Everyone loves origin stories, especially those that explore the beginnings of beloved characters in greater detail. While storytelling structures of yore would often place the origin story at the beginning of the story – as usually happens in real life – modern audiences like to be introduced to characters who are already somewhat possessed of their unique talents/powers and making their mark on the world. Once these characters become an industry fixture (when there is enough audience demand and profit potential) then prequels are made, delving deeper into the characters’ backstories to plot the course of how they got to where they were when they were first introduced.

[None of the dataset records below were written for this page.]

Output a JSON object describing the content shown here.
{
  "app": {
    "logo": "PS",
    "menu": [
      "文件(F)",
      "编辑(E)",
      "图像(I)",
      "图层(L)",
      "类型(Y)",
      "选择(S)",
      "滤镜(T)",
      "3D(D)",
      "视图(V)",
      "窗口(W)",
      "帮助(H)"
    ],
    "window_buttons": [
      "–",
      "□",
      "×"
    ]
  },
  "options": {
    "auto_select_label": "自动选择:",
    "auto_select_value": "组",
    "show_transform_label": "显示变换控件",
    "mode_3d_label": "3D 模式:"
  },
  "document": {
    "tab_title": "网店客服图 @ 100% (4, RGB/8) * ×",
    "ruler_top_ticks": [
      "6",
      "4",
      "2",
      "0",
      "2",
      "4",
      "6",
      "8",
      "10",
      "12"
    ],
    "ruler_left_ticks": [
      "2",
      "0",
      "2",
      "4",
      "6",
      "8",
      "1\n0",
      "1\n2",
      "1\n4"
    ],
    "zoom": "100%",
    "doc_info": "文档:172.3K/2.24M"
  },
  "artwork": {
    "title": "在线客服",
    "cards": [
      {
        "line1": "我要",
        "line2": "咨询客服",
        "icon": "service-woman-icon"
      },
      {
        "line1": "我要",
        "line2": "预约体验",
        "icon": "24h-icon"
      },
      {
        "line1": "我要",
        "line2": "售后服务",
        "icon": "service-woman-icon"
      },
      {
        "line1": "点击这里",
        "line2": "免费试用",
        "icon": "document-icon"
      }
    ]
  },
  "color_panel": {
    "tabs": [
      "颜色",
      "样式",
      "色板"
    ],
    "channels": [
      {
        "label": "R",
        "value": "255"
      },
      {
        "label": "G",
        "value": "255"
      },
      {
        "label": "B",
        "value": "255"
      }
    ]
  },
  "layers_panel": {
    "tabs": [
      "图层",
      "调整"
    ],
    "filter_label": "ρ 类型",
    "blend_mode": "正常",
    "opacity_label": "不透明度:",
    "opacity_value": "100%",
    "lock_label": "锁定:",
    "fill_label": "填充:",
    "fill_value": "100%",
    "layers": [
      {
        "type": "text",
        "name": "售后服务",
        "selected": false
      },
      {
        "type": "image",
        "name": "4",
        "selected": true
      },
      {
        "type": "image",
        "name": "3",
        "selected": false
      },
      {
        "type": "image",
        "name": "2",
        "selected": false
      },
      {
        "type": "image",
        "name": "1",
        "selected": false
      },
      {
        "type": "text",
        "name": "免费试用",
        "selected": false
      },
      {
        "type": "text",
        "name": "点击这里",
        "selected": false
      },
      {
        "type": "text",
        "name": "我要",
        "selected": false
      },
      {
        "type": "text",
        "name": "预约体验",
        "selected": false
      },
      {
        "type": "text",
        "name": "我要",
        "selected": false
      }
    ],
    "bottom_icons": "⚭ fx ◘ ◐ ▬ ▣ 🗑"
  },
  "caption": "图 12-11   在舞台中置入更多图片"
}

Nearly ever iconic character in modern memory has had their story told in this flip-flopped way: Darth Vader, Batman, the X-Men, James T. Kirk, John Connor, Vito Corleone, and on and on. We are introduced to a memorable character in their full glory and we say, “Wow! How did they get here?” Of course, prequels are also a safe bet because studios and publishers never know how audiences will receive the continuation of a story, but if it’s known that audiences loved the character so far, it’s easier to tell the story that led up the awesomeness. Cha-ching.
Probably the biggest entry into the pop culture prequel library this year will be The Joker starring Joaquin Phoenix. Numerous Batman films and shows have explained how the Joker got to be who he is, but only enough to make him a competent bad guy to trade blows with the Dark Knight. One of the goals of prequels is to make the characters sympathetic and relatable (did you ever think you would see Darth Vader as a chubby-cheeked kid?) and judging from the trailers, The Joker seeks to do that, at least to an extent.
Everyone knows that the Joker is a bad guy, and it would be in poor taste to make the audience cheer for him (though this approach strangely worked for Tom Hardy’s Venom). Since we live in a world that delights in evil, people will cheer for the Joker regardless of his depravity. The movie studio knows this, and I have little doubt they will try to make the Joker as charmingly perverse as possible.
My question is: why are the origins of evil so fascinating? Why do we crave stories about corruption? There is no simple answer, but I think it strikes at the heart of our human nature; namely, that we are all born into sin. This sin manifests itself in countless ways but we recognize that seed of sin in others more depraved than we are and think, “Could that happen to me?” After all, we share the same dark seed. It could grow into a penchant for lying, drug addiction, or a psychotic murder spree. We see a character like the Joker (although he is fictitious, we only have to look at the evening news to find twisted psychopaths) and we wonder if people like us, who would never dream of actually murdering people with a clown smile, could somehow morph into a monster. Origin stories and prequels outline those steps, sometimes with frightening implications.
If we are children of God, we are dead to our sin natures (Rom. 6:11) but we are still living in this body of death, which yearns for its old nature. This is the struggle that Paul talks about in Rom. 7:14-25. As believers, sin no longer reigns over us, yet we are still dragging around its corpse, so to speak. And sometimes, our dead sin nature can still exert a powerful influence over us. Christians have been caught up in depravity and debauchery as perverse and horrifying as anything the secular and pagan worlds have experienced. We need to follow Paul’s command in Rom. 6:11 – consider ourselves dead to sin. In other words, believe it, because it is true.
Personally, I have little interest in finding out how a psychopath became psychotic. I’d rather not dwell on exactly how the seed of evil blossomed into this particularly hideous flower. But if you do enter the warped mind of the Joker, remember that the power that controls him holds no sway over you. You are free. Believe it.